§ **Problem**:
As you restate the entries, keep every word intact and leave out whatever images they hold.

§ **Collection entries**:
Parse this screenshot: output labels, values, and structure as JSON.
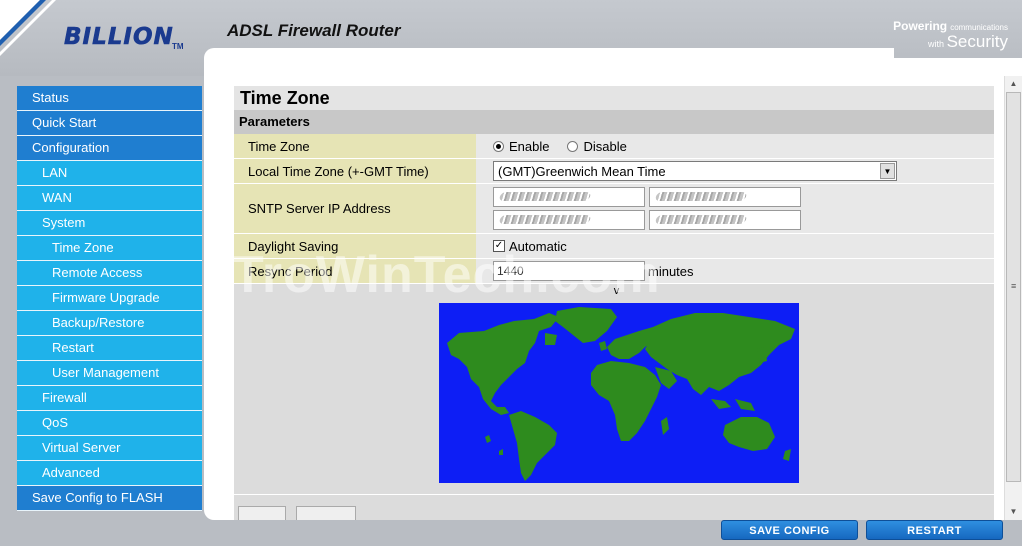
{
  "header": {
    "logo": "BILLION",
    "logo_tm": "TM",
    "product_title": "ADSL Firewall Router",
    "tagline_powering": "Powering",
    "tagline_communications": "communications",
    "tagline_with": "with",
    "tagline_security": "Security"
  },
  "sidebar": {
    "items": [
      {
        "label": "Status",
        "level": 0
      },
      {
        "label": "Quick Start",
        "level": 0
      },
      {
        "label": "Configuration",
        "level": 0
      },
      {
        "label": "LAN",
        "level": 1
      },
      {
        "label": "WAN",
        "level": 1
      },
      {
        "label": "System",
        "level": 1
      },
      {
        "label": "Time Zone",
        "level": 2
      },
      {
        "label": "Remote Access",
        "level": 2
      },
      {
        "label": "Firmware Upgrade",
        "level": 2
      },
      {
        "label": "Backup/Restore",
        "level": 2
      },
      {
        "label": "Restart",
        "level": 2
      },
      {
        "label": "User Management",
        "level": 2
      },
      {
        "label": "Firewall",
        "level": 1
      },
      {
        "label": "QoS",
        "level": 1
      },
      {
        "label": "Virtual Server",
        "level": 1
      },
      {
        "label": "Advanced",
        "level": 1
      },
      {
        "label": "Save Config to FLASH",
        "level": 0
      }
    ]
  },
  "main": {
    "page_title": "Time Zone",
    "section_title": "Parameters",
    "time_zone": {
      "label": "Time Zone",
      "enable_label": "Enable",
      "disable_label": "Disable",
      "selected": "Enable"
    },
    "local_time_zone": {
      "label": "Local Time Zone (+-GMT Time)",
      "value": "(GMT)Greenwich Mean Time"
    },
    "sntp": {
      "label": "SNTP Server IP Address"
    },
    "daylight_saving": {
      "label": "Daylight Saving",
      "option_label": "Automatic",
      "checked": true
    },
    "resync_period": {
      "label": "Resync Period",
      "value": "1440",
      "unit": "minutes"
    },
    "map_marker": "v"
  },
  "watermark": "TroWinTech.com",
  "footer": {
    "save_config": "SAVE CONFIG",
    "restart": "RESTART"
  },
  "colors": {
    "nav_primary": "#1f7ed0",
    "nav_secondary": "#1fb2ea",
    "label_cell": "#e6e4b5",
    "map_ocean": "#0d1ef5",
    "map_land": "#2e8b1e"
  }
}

§ **Exercise result**:
Parse this screenshot: output labels, values, and structure as JSON.
{
  "header": {
    "logo": "BILLION",
    "logo_tm": "TM",
    "product_title": "ADSL Firewall Router",
    "tagline_powering": "Powering",
    "tagline_communications": "communications",
    "tagline_with": "with",
    "tagline_security": "Security"
  },
  "sidebar": {
    "items": [
      {
        "label": "Status",
        "level": 0
      },
      {
        "label": "Quick Start",
        "level": 0
      },
      {
        "label": "Configuration",
        "level": 0
      },
      {
        "label": "LAN",
        "level": 1
      },
      {
        "label": "WAN",
        "level": 1
      },
      {
        "label": "System",
        "level": 1
      },
      {
        "label": "Time Zone",
        "level": 2
      },
      {
        "label": "Remote Access",
        "level": 2
      },
      {
        "label": "Firmware Upgrade",
        "level": 2
      },
      {
        "label": "Backup/Restore",
        "level": 2
      },
      {
        "label": "Restart",
        "level": 2
      },
      {
        "label": "User Management",
        "level": 2
      },
      {
        "label": "Firewall",
        "level": 1
      },
      {
        "label": "QoS",
        "level": 1
      },
      {
        "label": "Virtual Server",
        "level": 1
      },
      {
        "label": "Advanced",
        "level": 1
      },
      {
        "label": "Save Config to FLASH",
        "level": 0
      }
    ]
  },
  "main": {
    "page_title": "Time Zone",
    "section_title": "Parameters",
    "time_zone": {
      "label": "Time Zone",
      "enable_label": "Enable",
      "disable_label": "Disable",
      "selected": "Enable"
    },
    "local_time_zone": {
      "label": "Local Time Zone (+-GMT Time)",
      "value": "(GMT)Greenwich Mean Time"
    },
    "sntp": {
      "label": "SNTP Server IP Address"
    },
    "daylight_saving": {
      "label": "Daylight Saving",
      "option_label": "Automatic",
      "checked": true
    },
    "resync_period": {
      "label": "Resync Period",
      "value": "1440",
      "unit": "minutes"
    },
    "map_marker": "v"
  },
  "watermark": "TroWinTech.com",
  "footer": {
    "save_config": "SAVE CONFIG",
    "restart": "RESTART"
  },
  "colors": {
    "nav_primary": "#1f7ed0",
    "nav_secondary": "#1fb2ea",
    "label_cell": "#e6e4b5",
    "map_ocean": "#0d1ef5",
    "map_land": "#2e8b1e"
  }
}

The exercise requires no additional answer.